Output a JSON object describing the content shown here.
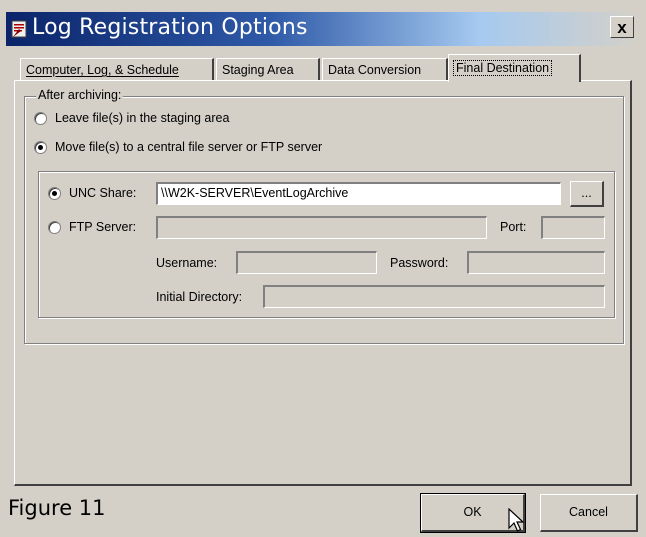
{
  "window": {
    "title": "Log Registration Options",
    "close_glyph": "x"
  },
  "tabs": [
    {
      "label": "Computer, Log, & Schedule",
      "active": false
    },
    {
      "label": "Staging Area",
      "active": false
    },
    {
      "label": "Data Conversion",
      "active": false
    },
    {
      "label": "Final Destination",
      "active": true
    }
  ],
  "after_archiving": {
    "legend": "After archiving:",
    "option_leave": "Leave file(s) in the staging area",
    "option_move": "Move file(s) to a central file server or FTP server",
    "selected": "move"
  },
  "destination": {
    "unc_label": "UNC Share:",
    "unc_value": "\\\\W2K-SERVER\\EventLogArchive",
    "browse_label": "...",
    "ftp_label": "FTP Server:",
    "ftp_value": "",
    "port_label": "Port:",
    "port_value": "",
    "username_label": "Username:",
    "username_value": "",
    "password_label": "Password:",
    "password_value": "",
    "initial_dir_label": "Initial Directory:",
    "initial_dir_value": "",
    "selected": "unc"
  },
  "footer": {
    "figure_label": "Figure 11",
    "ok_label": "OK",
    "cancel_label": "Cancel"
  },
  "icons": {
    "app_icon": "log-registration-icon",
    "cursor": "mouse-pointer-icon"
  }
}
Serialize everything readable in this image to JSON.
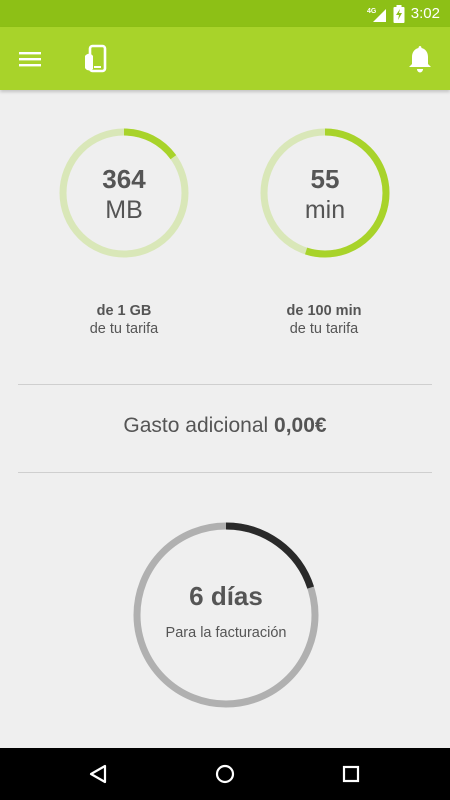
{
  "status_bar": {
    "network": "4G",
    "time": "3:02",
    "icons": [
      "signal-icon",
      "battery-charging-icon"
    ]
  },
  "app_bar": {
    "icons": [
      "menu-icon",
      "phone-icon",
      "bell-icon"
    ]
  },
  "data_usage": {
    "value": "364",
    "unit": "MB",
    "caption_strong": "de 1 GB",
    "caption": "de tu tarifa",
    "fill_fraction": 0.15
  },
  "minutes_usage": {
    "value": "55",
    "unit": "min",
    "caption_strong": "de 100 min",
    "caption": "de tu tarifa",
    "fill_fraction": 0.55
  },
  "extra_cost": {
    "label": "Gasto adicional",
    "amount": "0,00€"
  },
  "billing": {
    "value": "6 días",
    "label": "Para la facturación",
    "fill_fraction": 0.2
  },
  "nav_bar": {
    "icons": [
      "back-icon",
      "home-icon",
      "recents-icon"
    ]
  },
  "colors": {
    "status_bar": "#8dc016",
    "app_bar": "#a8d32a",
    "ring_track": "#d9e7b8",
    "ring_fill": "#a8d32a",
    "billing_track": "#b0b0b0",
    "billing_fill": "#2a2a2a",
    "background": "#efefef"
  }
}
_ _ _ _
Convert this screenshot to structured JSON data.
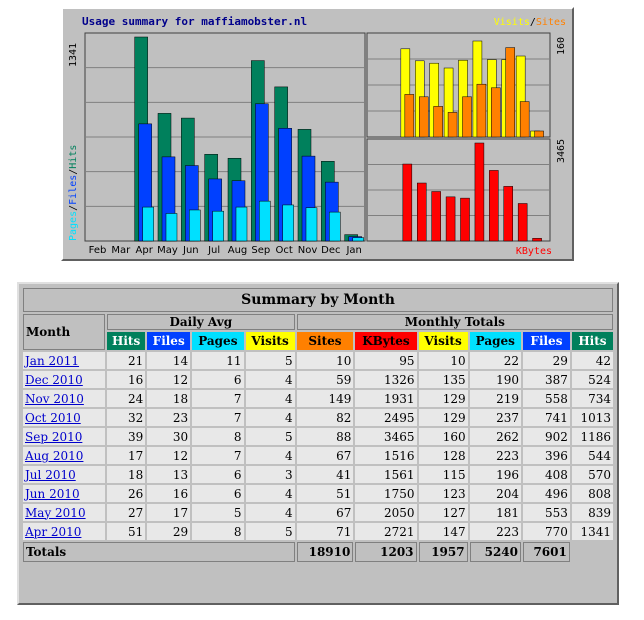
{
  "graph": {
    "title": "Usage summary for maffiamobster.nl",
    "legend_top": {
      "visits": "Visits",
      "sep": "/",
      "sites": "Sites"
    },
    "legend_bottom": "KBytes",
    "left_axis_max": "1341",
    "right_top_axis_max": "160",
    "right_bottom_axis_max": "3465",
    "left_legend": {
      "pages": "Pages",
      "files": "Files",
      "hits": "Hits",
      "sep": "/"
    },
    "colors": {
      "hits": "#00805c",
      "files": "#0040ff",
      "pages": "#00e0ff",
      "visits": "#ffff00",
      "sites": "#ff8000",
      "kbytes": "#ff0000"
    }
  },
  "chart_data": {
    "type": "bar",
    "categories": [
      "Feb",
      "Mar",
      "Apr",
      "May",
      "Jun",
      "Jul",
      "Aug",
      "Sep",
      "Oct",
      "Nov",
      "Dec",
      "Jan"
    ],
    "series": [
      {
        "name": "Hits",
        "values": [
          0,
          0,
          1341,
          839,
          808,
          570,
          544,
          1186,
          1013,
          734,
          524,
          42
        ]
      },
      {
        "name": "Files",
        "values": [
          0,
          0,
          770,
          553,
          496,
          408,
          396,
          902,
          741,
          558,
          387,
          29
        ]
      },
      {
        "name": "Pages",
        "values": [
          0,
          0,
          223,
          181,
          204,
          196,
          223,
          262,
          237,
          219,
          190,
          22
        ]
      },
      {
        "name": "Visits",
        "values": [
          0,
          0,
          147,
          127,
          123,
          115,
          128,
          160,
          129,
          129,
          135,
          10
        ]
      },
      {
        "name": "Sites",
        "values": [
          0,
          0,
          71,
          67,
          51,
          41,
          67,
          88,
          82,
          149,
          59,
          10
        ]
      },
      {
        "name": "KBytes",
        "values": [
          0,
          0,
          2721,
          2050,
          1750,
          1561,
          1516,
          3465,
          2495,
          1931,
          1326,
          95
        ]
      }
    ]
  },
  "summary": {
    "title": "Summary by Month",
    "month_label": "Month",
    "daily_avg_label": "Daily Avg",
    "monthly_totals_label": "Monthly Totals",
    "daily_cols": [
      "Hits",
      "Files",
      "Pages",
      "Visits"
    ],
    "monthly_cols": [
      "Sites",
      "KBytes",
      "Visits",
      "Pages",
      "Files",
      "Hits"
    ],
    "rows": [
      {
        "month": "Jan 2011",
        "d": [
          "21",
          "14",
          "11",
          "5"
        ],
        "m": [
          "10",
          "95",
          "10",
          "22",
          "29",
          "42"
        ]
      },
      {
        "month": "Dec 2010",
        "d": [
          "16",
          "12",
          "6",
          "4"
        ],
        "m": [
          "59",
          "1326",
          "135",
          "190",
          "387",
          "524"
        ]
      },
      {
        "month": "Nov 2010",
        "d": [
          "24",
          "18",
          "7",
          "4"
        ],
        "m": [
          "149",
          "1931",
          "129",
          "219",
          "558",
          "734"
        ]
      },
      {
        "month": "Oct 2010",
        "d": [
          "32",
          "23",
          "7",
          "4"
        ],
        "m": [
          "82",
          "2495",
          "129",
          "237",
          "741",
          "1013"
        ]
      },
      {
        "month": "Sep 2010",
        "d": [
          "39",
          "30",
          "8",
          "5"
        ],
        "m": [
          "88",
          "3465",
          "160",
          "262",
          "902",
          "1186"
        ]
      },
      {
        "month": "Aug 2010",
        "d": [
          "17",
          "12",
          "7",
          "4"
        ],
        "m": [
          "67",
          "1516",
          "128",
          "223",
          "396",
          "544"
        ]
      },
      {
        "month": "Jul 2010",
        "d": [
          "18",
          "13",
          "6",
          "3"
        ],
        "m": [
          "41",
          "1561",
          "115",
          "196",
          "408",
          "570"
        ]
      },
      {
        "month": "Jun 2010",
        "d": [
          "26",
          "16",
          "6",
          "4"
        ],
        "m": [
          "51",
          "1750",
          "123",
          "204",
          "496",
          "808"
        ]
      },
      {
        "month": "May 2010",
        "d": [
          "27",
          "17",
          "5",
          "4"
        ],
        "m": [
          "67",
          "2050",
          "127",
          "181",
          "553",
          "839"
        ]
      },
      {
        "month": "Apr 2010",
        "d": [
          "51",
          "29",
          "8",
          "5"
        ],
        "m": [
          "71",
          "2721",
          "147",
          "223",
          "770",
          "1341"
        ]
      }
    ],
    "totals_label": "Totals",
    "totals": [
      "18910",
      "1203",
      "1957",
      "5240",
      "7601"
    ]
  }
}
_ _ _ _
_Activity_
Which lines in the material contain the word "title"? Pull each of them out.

_Result for this exercise_
    "title": "Log Registration Options",
    "title": "Usage summary for maffiamobster.nl",
    "title": "Summary by Month",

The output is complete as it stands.